### DATA IN THIS EXERCISE
>>>>

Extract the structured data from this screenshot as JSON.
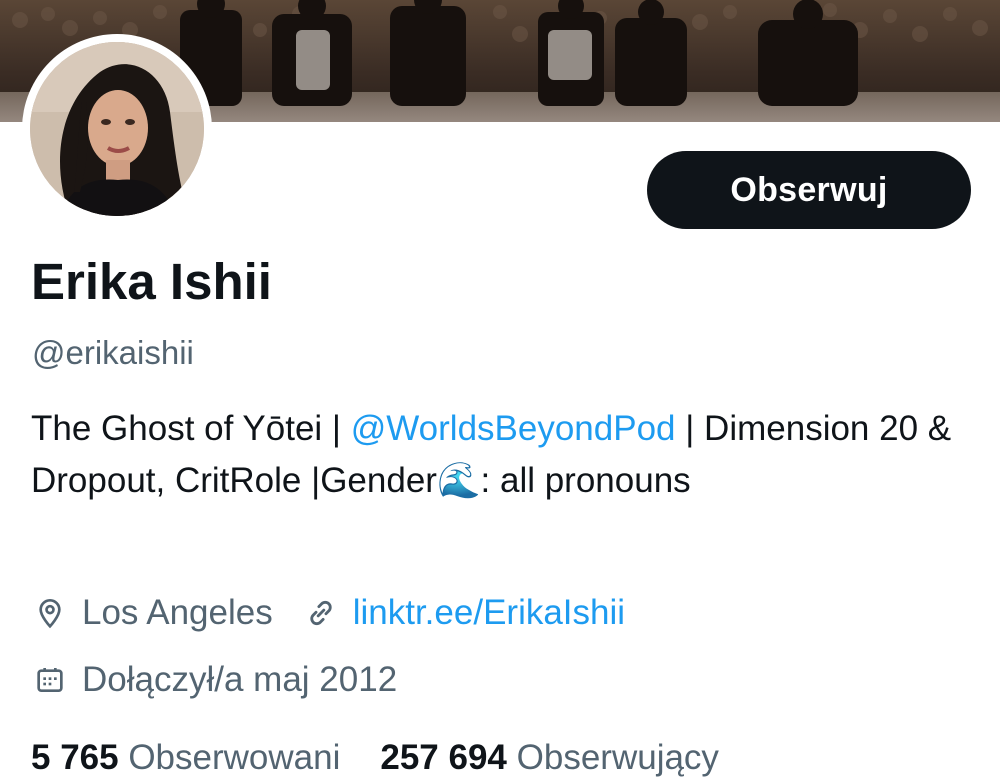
{
  "profile": {
    "display_name": "Erika Ishii",
    "handle": "@erikaishii",
    "follow_label": "Obserwuj"
  },
  "bio": {
    "part1": "The Ghost of Yōtei | ",
    "mention": "@WorldsBeyondPod",
    "part2": " | Dimension 20 & Dropout, CritRole |Gender",
    "emoji": "🌊",
    "part3": ": all pronouns"
  },
  "meta": {
    "location_icon": "location-pin-icon",
    "location": "Los Angeles",
    "link_icon": "link-icon",
    "website": "linktr.ee/ErikaIshii",
    "joined_icon": "calendar-icon",
    "joined": "Dołączył/a maj 2012"
  },
  "stats": {
    "following_count": "5 765",
    "following_label": "Obserwowani",
    "followers_count": "257 694",
    "followers_label": "Obserwujący"
  },
  "colors": {
    "accent": "#1d9bf0",
    "text_primary": "#0f1419",
    "text_secondary": "#536471",
    "button_bg": "#0f1419"
  }
}
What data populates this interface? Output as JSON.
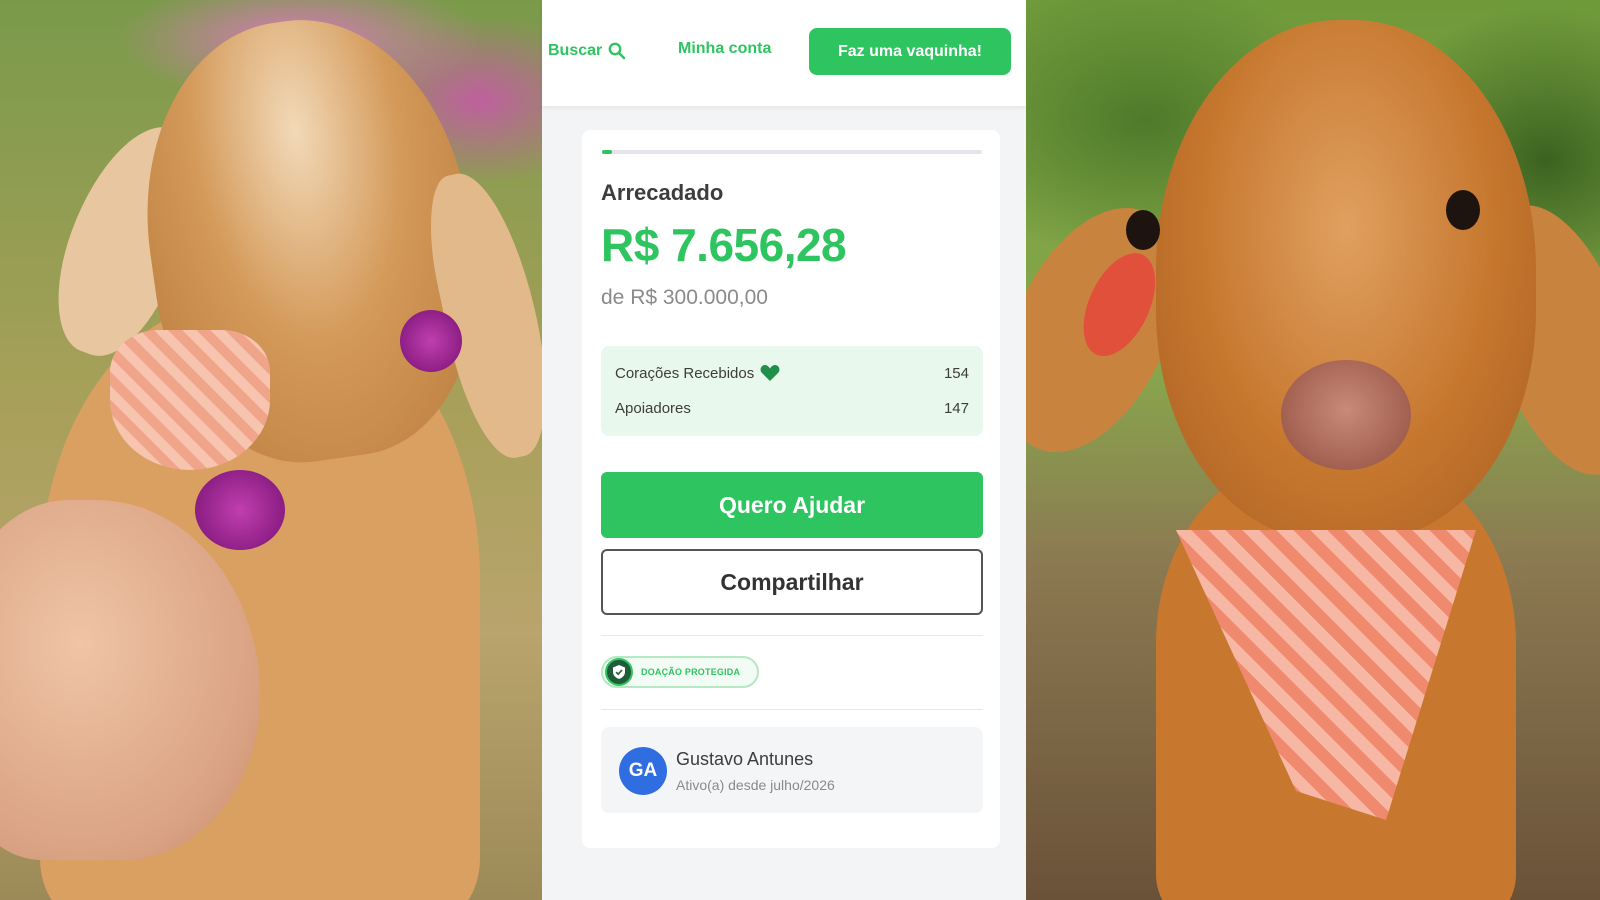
{
  "header": {
    "search_label": "Buscar",
    "account_label": "Minha conta",
    "cta_label": "Faz uma vaquinha!"
  },
  "campaign": {
    "progress_percent": 2.55,
    "raised_label": "Arrecadado",
    "raised_value": "R$ 7.656,28",
    "goal_text": "de R$ 300.000,00"
  },
  "stats": {
    "hearts_label": "Corações Recebidos",
    "hearts_value": "154",
    "supporters_label": "Apoiadores",
    "supporters_value": "147"
  },
  "actions": {
    "help_label": "Quero Ajudar",
    "share_label": "Compartilhar"
  },
  "badge": {
    "text": "DOAÇÃO PROTEGIDA"
  },
  "organizer": {
    "initials": "GA",
    "name": "Gustavo Antunes",
    "since": "Ativo(a) desde julho/2026"
  },
  "colors": {
    "brand_green": "#2ec460",
    "avatar_blue": "#2f6de1",
    "stats_bg": "#e9f8ec"
  },
  "icons": {
    "search": "search-icon",
    "heart": "heart-icon",
    "shield": "shield-icon"
  }
}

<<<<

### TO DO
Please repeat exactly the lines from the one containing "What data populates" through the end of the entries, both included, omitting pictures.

### YOUR SOLUTION
What data populates this interface? Output as JSON.
{
  "header": {
    "search_label": "Buscar",
    "account_label": "Minha conta",
    "cta_label": "Faz uma vaquinha!"
  },
  "campaign": {
    "progress_percent": 2.55,
    "raised_label": "Arrecadado",
    "raised_value": "R$ 7.656,28",
    "goal_text": "de R$ 300.000,00"
  },
  "stats": {
    "hearts_label": "Corações Recebidos",
    "hearts_value": "154",
    "supporters_label": "Apoiadores",
    "supporters_value": "147"
  },
  "actions": {
    "help_label": "Quero Ajudar",
    "share_label": "Compartilhar"
  },
  "badge": {
    "text": "DOAÇÃO PROTEGIDA"
  },
  "organizer": {
    "initials": "GA",
    "name": "Gustavo Antunes",
    "since": "Ativo(a) desde julho/2026"
  },
  "colors": {
    "brand_green": "#2ec460",
    "avatar_blue": "#2f6de1",
    "stats_bg": "#e9f8ec"
  },
  "icons": {
    "search": "search-icon",
    "heart": "heart-icon",
    "shield": "shield-icon"
  }
}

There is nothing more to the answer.